TASK – Each line of the data that includes "text" must be copied.

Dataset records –

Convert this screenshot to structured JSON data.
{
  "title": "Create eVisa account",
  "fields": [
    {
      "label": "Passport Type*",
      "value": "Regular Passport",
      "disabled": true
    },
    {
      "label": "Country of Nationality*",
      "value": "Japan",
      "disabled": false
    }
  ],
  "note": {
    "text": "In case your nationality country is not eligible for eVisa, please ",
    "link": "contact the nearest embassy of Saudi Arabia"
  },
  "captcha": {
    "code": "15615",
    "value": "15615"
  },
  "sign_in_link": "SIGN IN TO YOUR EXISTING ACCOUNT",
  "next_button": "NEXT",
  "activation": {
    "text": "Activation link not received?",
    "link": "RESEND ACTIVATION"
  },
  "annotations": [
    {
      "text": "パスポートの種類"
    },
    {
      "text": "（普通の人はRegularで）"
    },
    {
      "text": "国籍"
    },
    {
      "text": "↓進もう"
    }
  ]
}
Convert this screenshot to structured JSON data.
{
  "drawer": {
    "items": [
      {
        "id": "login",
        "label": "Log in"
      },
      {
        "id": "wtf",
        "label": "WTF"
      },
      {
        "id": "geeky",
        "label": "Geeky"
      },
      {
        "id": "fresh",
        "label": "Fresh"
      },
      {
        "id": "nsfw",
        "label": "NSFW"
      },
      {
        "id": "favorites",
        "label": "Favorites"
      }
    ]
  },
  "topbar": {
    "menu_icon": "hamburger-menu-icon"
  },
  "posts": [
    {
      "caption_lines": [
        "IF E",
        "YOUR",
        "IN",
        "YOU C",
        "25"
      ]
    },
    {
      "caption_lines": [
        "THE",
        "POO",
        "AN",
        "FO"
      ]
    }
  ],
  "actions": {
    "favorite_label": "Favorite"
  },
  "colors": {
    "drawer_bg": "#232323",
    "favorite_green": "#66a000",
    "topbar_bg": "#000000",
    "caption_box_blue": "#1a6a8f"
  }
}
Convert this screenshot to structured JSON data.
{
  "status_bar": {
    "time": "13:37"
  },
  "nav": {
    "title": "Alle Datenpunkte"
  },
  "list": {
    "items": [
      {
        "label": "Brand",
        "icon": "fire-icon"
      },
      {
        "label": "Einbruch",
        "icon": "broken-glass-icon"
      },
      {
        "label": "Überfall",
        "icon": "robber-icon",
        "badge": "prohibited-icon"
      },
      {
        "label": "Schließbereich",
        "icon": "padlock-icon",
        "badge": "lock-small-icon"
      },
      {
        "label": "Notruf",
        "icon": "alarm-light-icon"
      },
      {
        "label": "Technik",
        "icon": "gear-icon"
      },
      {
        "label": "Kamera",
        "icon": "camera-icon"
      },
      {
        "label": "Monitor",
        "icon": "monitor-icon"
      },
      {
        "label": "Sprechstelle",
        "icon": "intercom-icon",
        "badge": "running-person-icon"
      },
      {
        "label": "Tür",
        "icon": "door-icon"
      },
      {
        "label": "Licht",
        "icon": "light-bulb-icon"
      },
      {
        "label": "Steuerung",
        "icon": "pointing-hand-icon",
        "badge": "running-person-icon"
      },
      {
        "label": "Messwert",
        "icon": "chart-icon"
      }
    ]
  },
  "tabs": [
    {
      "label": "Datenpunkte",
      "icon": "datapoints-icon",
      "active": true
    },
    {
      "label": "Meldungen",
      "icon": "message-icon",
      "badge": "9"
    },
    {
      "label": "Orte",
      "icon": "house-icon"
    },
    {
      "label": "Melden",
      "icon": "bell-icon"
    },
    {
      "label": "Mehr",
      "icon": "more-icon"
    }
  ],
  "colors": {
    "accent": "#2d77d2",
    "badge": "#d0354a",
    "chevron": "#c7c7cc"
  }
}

EXPECTED ANSWER –
    "text": "In case your nationality country is not eligible for eVisa, please ",
    "text": "Activation link not received?",
      "text": "パスポートの種類"
      "text": "（普通の人はRegularで）"
      "text": "国籍"
      "text": "↓進もう"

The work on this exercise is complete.